Slow-churned and soulful, “Wonder Years,” featuring rapper Ant Clemons, pressed Cyrus to get clearance from Paul McCartney and the John Lennon estate to sample The Beatles’ 1967 hit “With a Little Help From My Friends.”
Coming out on the other side, “Young and Sad” started out as a song wallowing in sadness and self-deprecation, but evolved into a battle cry for happiness. It opens on an excerpt of an encouraging answering machine message her father, Billy Ray Cyrus, left for her — something she listens to frequently for comfort. Initially, she wrote the lyrics, “let me be young and sad a little while longer.”
“After I wrote that, I was like, ‘fuck that’s not it at all,’” Cyrus says. “I do not want to be young and sad. I want to be confident, and I want to feel happy. That’s something my mom struggled with when she was in her 20s. My mom was borderline agoraphobic and struggled with anxiety when she was younger, and my dad definitely relates with me on the anxiety and the depression side of things, so that’s not something that you really wish upon anybody, including your worst enemy.”
Cyrus dives deep into her own personal struggles, but The End of Everything is more of a bright new beginning for the 20-year-old. “I was never really able to write songs that aren’t personal,” Cyrus says. “That hasn’t changed, but for me, I was in a really dark place during that Good Cry EP, and I’ve gotten so much healthier. Every day I’m still working hard to stay healthy. My mental state has just improved so much.”
An advocate for mental health awareness, in 2019, Cyrus launched LONELY, a clothing line benefitting the Jed Foundation, a nonprofit that supports mental health and the prevention of suicide among teens.
At one point during her deep depression, Cyrus admitted locking herself in her bedroom. Her father had to knock the door down.

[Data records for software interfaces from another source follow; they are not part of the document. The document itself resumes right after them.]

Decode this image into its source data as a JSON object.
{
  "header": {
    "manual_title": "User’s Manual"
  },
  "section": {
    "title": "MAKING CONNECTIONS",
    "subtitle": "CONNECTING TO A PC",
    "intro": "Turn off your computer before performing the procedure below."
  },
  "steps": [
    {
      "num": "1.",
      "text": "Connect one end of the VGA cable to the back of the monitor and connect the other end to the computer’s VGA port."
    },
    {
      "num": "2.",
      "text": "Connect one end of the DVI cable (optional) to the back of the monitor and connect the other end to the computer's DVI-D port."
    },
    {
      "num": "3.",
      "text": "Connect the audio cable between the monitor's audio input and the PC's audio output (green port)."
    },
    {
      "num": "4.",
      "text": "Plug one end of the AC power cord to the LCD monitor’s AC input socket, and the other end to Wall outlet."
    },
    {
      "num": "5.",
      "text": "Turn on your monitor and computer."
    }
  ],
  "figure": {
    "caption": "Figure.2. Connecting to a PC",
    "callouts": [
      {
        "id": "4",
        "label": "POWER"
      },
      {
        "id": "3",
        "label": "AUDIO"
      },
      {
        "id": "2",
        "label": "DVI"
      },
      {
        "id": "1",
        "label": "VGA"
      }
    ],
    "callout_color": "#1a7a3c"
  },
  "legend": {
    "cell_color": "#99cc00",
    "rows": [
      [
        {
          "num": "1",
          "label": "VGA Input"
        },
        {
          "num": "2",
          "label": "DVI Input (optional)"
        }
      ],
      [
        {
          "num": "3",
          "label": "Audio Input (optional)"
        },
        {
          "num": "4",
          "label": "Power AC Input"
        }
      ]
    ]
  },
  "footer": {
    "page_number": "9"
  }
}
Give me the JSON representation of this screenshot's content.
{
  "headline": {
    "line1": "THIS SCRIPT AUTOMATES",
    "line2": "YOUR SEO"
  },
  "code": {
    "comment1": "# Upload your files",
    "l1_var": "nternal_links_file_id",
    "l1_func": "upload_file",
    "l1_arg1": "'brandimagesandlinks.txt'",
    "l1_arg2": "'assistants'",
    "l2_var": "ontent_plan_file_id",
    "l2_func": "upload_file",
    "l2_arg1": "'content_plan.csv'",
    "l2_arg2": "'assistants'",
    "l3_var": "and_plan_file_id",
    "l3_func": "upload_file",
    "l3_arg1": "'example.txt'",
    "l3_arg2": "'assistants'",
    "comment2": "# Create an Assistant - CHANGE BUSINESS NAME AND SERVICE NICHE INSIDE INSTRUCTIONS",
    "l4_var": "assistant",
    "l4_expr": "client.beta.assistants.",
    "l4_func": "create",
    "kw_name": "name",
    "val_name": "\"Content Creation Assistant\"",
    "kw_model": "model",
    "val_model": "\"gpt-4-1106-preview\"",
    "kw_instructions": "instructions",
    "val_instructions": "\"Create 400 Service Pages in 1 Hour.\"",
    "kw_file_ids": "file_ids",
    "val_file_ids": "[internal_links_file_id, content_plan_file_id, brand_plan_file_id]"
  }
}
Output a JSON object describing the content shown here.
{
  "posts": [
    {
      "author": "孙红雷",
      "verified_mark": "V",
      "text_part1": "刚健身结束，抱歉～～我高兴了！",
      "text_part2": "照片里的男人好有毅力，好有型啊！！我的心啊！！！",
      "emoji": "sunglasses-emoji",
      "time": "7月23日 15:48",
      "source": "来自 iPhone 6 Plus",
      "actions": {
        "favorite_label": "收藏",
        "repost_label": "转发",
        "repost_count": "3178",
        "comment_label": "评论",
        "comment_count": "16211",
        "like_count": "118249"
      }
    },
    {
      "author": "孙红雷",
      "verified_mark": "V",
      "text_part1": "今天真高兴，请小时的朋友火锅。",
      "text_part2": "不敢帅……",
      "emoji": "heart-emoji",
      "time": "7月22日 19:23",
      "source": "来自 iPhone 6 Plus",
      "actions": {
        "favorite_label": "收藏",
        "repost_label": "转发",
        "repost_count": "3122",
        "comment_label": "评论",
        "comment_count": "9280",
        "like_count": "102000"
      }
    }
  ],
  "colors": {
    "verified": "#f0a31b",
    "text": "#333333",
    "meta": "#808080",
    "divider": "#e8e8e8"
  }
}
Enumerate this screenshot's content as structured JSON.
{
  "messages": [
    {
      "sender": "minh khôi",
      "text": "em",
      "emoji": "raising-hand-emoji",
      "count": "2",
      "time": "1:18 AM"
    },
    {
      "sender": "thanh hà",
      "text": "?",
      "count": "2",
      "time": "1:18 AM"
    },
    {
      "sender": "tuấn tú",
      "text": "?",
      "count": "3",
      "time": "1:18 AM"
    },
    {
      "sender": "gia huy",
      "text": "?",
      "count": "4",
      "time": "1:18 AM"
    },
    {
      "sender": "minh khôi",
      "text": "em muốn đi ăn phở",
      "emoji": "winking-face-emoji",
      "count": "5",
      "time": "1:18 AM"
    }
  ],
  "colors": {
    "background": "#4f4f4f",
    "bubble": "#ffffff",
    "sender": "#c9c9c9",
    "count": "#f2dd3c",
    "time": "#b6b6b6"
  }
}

Her savior: Therapy.
“There’s no way that I would have been able to get where I am mentally had I not had someone helping me work there,” Cyrus says. “The second I started doing that and accepting that it was helping me, I had such a huge turning point. From 2018 to 2020, I’ve just been through a hell of a lot of changes in my life, a lot of ups and definitely more downs, so working through that has just helped me evolve so much.”
Today, everything is different. There’s more levity and happiness exuding from the young artist. In many ways, The End of Everything is really the beginning of everything for Cyrus.
As the interview comes to an end, Cyrus’ cake has just arrived.
“She’s having two friends come over later, and they’re going to sit around in a circle around the fireplace, one on one side and one on the other,” says Cyrus of her mom Tish’s small gathering. “I’m going to bring her a cake for her and her friends that says, ‘I love you mommy’ and Travis Scott sneakers as a birthday gift. I’m making her a cool mom.”